gPhotoShow uses raw image codecs installed on the system and relies on them to get orientation information. Unfortunately raw codecs developed by Microsoft are a mess, some of them return correct orientation others rotate images AND returns orientation (so images are rotated twice), this happens also for the same file type (for example NEF) but from different digital camera. In additions Microsoft codecs work in different ways on windows 10 and 11.
So at the end automatic rotation of raw files is quite unreliable and it can't be fixed in gPhotoShow. Starting from version 9.0.6 gPhotoShow includes a setting to enable/disable automatic rotation of raw file, try with both settings and see which works best for your files.

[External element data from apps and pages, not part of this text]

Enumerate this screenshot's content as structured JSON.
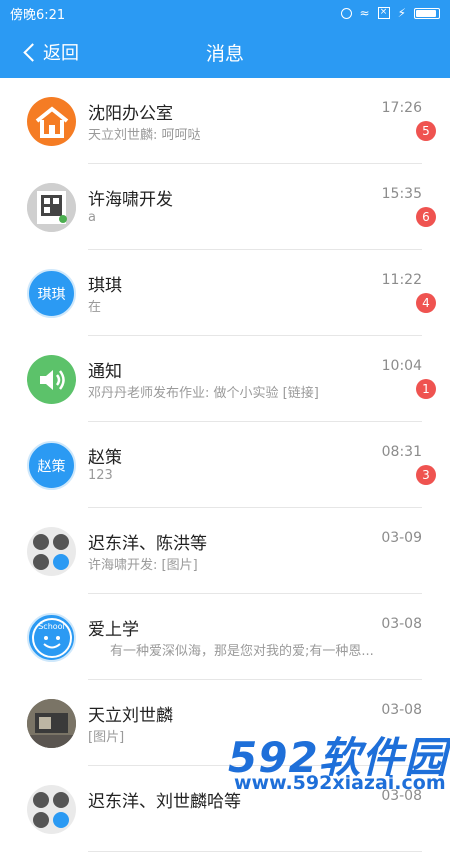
{
  "status_bar": {
    "time": "傍晚6:21"
  },
  "app_bar": {
    "back_label": "返回",
    "title": "消息"
  },
  "conversations": [
    {
      "name": "沈阳办公室",
      "preview": "天立刘世麟: 呵呵哒",
      "time": "17:26",
      "badge": "5",
      "avatar": "house-icon"
    },
    {
      "name": "许海啸开发",
      "preview": "a",
      "time": "15:35",
      "badge": "6",
      "avatar": "photo"
    },
    {
      "name": "琪琪",
      "preview": "在",
      "time": "11:22",
      "badge": "4",
      "avatar_text": "琪琪"
    },
    {
      "name": "通知",
      "preview": "邓丹丹老师发布作业: 做个小实验 [链接]",
      "time": "10:04",
      "badge": "1",
      "avatar": "speaker-icon"
    },
    {
      "name": "赵策",
      "preview": "123",
      "time": "08:31",
      "badge": "3",
      "avatar_text": "赵策"
    },
    {
      "name": "迟东洋、陈洪等",
      "preview": "许海啸开发: [图片]",
      "time": "03-09",
      "badge": null,
      "avatar": "group"
    },
    {
      "name": "爱上学",
      "preview": "有一种爱深似海，那是您对我的爱;有一种恩...",
      "time": "03-08",
      "badge": null,
      "avatar": "smiley-icon",
      "avatar_label": "School"
    },
    {
      "name": "天立刘世麟",
      "preview": "[图片]",
      "time": "03-08",
      "badge": null,
      "avatar": "photo"
    },
    {
      "name": "迟东洋、刘世麟哈等",
      "preview": "",
      "time": "03-08",
      "badge": null,
      "avatar": "group"
    }
  ],
  "watermark": {
    "big": "592软件园",
    "small": "www.592xiazai.com"
  },
  "colors": {
    "primary": "#2b9af3",
    "badge": "#ef5350",
    "house_avatar": "#f57c24",
    "notice_avatar": "#5cc26a"
  }
}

Most photos taken with a digital camera have an exif orientation tag which specifies how the image should be rotated, gPhotoShow uses this tag to display photos with the correct orientation.
The problem arises when you manually edit/rotate a photo with a program that doesn't reset the orientation tag when this happens gPhotoShow load the photo finds the tag and rotates it again, this will result in a photo displayed in the wrong way.
The images you see rotated in the wrong way probably contains an orientation tag that doesn't reflect their real orientation, only solution is to reset that exif tag.

This orientation tag is stored inside the image itself and it is not easy to change, probably the easiest way is to manually view all pictures with a program aware of the orientation tag, ("FastStone Viewer" and XNView should work well) load them with your preferred editor and save them again removing all exif tags, all programs should have this option.
Please note that viewing thumbnails is not enough, usually they are correct because usually they are not changed when image is saved.
Another option is to use the command line tool ExifTool:

exiftool -Orientation=1 -n image.jpg

this command will reset the orientation tag on image.jpg but to use this ExifTool you need some skill in using command line programs.